• [RAW DATA]
== Segment start ==

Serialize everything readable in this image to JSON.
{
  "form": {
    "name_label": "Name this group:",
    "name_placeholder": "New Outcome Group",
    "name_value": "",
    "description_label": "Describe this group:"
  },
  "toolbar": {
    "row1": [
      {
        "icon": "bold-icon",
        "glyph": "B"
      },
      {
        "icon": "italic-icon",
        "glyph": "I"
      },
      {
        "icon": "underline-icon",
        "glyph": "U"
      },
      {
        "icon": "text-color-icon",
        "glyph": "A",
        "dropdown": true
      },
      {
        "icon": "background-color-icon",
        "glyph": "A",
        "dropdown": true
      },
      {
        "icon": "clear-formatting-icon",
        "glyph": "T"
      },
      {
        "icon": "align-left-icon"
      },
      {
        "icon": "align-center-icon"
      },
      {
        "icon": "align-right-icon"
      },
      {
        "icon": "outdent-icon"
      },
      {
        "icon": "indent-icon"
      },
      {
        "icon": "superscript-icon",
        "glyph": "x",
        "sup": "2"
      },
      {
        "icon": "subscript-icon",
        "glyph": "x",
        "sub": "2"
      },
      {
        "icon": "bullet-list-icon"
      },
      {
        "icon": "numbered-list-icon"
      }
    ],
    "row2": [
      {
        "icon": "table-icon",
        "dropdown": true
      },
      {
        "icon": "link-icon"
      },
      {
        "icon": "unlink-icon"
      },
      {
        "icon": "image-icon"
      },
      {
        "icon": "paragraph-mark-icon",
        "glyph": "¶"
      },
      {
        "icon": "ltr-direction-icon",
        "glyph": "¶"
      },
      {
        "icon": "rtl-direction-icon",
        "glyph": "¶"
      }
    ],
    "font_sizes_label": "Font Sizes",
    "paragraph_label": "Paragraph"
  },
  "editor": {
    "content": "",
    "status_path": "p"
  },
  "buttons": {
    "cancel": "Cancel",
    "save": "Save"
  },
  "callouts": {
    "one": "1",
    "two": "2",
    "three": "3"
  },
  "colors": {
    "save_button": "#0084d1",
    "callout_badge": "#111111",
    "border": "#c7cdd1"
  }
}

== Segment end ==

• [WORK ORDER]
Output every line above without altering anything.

• [RESULT]
Serialize everything readable in this image to JSON.
{
  "form": {
    "name_label": "Name this group:",
    "name_placeholder": "New Outcome Group",
    "name_value": "",
    "description_label": "Describe this group:"
  },
  "toolbar": {
    "row1": [
      {
        "icon": "bold-icon",
        "glyph": "B"
      },
      {
        "icon": "italic-icon",
        "glyph": "I"
      },
      {
        "icon": "underline-icon",
        "glyph": "U"
      },
      {
        "icon": "text-color-icon",
        "glyph": "A",
        "dropdown": true
      },
      {
        "icon": "background-color-icon",
        "glyph": "A",
        "dropdown": true
      },
      {
        "icon": "clear-formatting-icon",
        "glyph": "T"
      },
      {
        "icon": "align-left-icon"
      },
      {
        "icon": "align-center-icon"
      },
      {
        "icon": "align-right-icon"
      },
      {
        "icon": "outdent-icon"
      },
      {
        "icon": "indent-icon"
      },
      {
        "icon": "superscript-icon",
        "glyph": "x",
        "sup": "2"
      },
      {
        "icon": "subscript-icon",
        "glyph": "x",
        "sub": "2"
      },
      {
        "icon": "bullet-list-icon"
      },
      {
        "icon": "numbered-list-icon"
      }
    ],
    "row2": [
      {
        "icon": "table-icon",
        "dropdown": true
      },
      {
        "icon": "link-icon"
      },
      {
        "icon": "unlink-icon"
      },
      {
        "icon": "image-icon"
      },
      {
        "icon": "paragraph-mark-icon",
        "glyph": "¶"
      },
      {
        "icon": "ltr-direction-icon",
        "glyph": "¶"
      },
      {
        "icon": "rtl-direction-icon",
        "glyph": "¶"
      }
    ],
    "font_sizes_label": "Font Sizes",
    "paragraph_label": "Paragraph"
  },
  "editor": {
    "content": "",
    "status_path": "p"
  },
  "buttons": {
    "cancel": "Cancel",
    "save": "Save"
  },
  "callouts": {
    "one": "1",
    "two": "2",
    "three": "3"
  },
  "colors": {
    "save_button": "#0084d1",
    "callout_badge": "#111111",
    "border": "#c7cdd1"
  }
}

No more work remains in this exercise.